## Page and application data records

□ □ □ □

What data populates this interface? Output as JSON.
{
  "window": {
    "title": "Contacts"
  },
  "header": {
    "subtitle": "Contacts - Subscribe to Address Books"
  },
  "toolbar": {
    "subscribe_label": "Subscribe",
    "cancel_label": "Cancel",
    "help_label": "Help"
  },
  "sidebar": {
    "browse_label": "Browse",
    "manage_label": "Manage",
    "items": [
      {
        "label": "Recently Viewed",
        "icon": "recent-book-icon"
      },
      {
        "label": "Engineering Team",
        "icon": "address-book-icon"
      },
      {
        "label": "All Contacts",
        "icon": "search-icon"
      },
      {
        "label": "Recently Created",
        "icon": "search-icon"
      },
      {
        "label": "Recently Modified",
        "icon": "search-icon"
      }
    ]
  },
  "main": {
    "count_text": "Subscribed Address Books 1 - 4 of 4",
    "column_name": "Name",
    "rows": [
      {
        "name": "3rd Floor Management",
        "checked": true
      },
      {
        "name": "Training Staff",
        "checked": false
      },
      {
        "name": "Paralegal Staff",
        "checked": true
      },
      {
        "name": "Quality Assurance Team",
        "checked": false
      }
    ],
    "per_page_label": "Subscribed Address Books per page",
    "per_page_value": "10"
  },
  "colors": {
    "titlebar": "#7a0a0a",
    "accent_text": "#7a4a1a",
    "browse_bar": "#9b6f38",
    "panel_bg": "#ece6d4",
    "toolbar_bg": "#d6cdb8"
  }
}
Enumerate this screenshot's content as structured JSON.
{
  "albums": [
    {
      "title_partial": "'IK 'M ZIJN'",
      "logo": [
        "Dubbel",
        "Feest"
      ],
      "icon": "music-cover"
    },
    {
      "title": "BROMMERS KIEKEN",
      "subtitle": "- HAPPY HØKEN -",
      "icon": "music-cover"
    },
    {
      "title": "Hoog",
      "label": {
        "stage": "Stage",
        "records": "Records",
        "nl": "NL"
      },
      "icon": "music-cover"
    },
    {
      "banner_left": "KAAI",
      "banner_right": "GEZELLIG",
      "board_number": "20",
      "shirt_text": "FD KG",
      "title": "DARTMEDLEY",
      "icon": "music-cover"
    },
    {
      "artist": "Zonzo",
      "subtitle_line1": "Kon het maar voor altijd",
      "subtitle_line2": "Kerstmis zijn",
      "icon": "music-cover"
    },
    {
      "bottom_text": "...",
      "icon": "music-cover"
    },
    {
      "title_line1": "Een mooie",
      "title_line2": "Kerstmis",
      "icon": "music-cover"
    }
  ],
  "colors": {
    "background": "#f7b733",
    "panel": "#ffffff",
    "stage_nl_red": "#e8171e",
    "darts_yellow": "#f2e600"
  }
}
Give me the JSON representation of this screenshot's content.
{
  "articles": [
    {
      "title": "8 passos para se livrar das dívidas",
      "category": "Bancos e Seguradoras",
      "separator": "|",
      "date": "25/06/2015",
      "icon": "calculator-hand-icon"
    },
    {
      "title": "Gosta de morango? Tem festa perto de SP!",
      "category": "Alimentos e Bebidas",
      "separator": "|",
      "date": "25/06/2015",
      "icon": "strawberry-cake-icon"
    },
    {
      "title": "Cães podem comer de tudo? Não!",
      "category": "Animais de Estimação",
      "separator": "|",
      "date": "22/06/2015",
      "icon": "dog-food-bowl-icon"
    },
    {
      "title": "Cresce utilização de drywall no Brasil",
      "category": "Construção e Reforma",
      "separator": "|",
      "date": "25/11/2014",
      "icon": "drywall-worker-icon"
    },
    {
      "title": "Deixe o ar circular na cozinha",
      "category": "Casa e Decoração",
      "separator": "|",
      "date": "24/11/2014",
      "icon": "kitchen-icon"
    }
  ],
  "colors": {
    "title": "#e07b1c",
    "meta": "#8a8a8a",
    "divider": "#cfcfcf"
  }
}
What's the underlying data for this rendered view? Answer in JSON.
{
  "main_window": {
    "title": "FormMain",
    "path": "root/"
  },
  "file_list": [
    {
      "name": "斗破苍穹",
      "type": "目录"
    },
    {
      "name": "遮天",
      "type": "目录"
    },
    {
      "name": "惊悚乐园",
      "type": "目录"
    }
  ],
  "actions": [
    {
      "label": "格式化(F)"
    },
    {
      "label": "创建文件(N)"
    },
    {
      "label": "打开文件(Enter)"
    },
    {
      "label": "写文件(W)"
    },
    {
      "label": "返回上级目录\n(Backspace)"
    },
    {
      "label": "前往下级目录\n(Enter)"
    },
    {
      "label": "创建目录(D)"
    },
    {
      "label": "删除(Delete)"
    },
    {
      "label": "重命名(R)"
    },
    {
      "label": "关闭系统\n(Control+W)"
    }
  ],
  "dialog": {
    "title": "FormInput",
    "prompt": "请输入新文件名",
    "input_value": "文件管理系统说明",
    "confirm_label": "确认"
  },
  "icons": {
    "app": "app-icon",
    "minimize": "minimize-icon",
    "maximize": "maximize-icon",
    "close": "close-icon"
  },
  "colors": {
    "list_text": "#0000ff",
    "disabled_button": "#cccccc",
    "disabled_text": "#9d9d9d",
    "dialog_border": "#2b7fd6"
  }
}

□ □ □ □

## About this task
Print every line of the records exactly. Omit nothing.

## Answer
What data populates this interface? Output as JSON.
{
  "window": {
    "title": "Contacts"
  },
  "header": {
    "subtitle": "Contacts - Subscribe to Address Books"
  },
  "toolbar": {
    "subscribe_label": "Subscribe",
    "cancel_label": "Cancel",
    "help_label": "Help"
  },
  "sidebar": {
    "browse_label": "Browse",
    "manage_label": "Manage",
    "items": [
      {
        "label": "Recently Viewed",
        "icon": "recent-book-icon"
      },
      {
        "label": "Engineering Team",
        "icon": "address-book-icon"
      },
      {
        "label": "All Contacts",
        "icon": "search-icon"
      },
      {
        "label": "Recently Created",
        "icon": "search-icon"
      },
      {
        "label": "Recently Modified",
        "icon": "search-icon"
      }
    ]
  },
  "main": {
    "count_text": "Subscribed Address Books 1 - 4 of 4",
    "column_name": "Name",
    "rows": [
      {
        "name": "3rd Floor Management",
        "checked": true
      },
      {
        "name": "Training Staff",
        "checked": false
      },
      {
        "name": "Paralegal Staff",
        "checked": true
      },
      {
        "name": "Quality Assurance Team",
        "checked": false
      }
    ],
    "per_page_label": "Subscribed Address Books per page",
    "per_page_value": "10"
  },
  "colors": {
    "titlebar": "#7a0a0a",
    "accent_text": "#7a4a1a",
    "browse_bar": "#9b6f38",
    "panel_bg": "#ece6d4",
    "toolbar_bg": "#d6cdb8"
  }
}
Enumerate this screenshot's content as structured JSON.
{
  "albums": [
    {
      "title_partial": "'IK 'M ZIJN'",
      "logo": [
        "Dubbel",
        "Feest"
      ],
      "icon": "music-cover"
    },
    {
      "title": "BROMMERS KIEKEN",
      "subtitle": "- HAPPY HØKEN -",
      "icon": "music-cover"
    },
    {
      "title": "Hoog",
      "label": {
        "stage": "Stage",
        "records": "Records",
        "nl": "NL"
      },
      "icon": "music-cover"
    },
    {
      "banner_left": "KAAI",
      "banner_right": "GEZELLIG",
      "board_number": "20",
      "shirt_text": "FD KG",
      "title": "DARTMEDLEY",
      "icon": "music-cover"
    },
    {
      "artist": "Zonzo",
      "subtitle_line1": "Kon het maar voor altijd",
      "subtitle_line2": "Kerstmis zijn",
      "icon": "music-cover"
    },
    {
      "bottom_text": "...",
      "icon": "music-cover"
    },
    {
      "title_line1": "Een mooie",
      "title_line2": "Kerstmis",
      "icon": "music-cover"
    }
  ],
  "colors": {
    "background": "#f7b733",
    "panel": "#ffffff",
    "stage_nl_red": "#e8171e",
    "darts_yellow": "#f2e600"
  }
}
Give me the JSON representation of this screenshot's content.
{
  "articles": [
    {
      "title": "8 passos para se livrar das dívidas",
      "category": "Bancos e Seguradoras",
      "separator": "|",
      "date": "25/06/2015",
      "icon": "calculator-hand-icon"
    },
    {
      "title": "Gosta de morango? Tem festa perto de SP!",
      "category": "Alimentos e Bebidas",
      "separator": "|",
      "date": "25/06/2015",
      "icon": "strawberry-cake-icon"
    },
    {
      "title": "Cães podem comer de tudo? Não!",
      "category": "Animais de Estimação",
      "separator": "|",
      "date": "22/06/2015",
      "icon": "dog-food-bowl-icon"
    },
    {
      "title": "Cresce utilização de drywall no Brasil",
      "category": "Construção e Reforma",
      "separator": "|",
      "date": "25/11/2014",
      "icon": "drywall-worker-icon"
    },
    {
      "title": "Deixe o ar circular na cozinha",
      "category": "Casa e Decoração",
      "separator": "|",
      "date": "24/11/2014",
      "icon": "kitchen-icon"
    }
  ],
  "colors": {
    "title": "#e07b1c",
    "meta": "#8a8a8a",
    "divider": "#cfcfcf"
  }
}
What's the underlying data for this rendered view? Answer in JSON.
{
  "main_window": {
    "title": "FormMain",
    "path": "root/"
  },
  "file_list": [
    {
      "name": "斗破苍穹",
      "type": "目录"
    },
    {
      "name": "遮天",
      "type": "目录"
    },
    {
      "name": "惊悚乐园",
      "type": "目录"
    }
  ],
  "actions": [
    {
      "label": "格式化(F)"
    },
    {
      "label": "创建文件(N)"
    },
    {
      "label": "打开文件(Enter)"
    },
    {
      "label": "写文件(W)"
    },
    {
      "label": "返回上级目录\n(Backspace)"
    },
    {
      "label": "前往下级目录\n(Enter)"
    },
    {
      "label": "创建目录(D)"
    },
    {
      "label": "删除(Delete)"
    },
    {
      "label": "重命名(R)"
    },
    {
      "label": "关闭系统\n(Control+W)"
    }
  ],
  "dialog": {
    "title": "FormInput",
    "prompt": "请输入新文件名",
    "input_value": "文件管理系统说明",
    "confirm_label": "确认"
  },
  "icons": {
    "app": "app-icon",
    "minimize": "minimize-icon",
    "maximize": "maximize-icon",
    "close": "close-icon"
  },
  "colors": {
    "list_text": "#0000ff",
    "disabled_button": "#cccccc",
    "disabled_text": "#9d9d9d",
    "dialog_border": "#2b7fd6"
  }
}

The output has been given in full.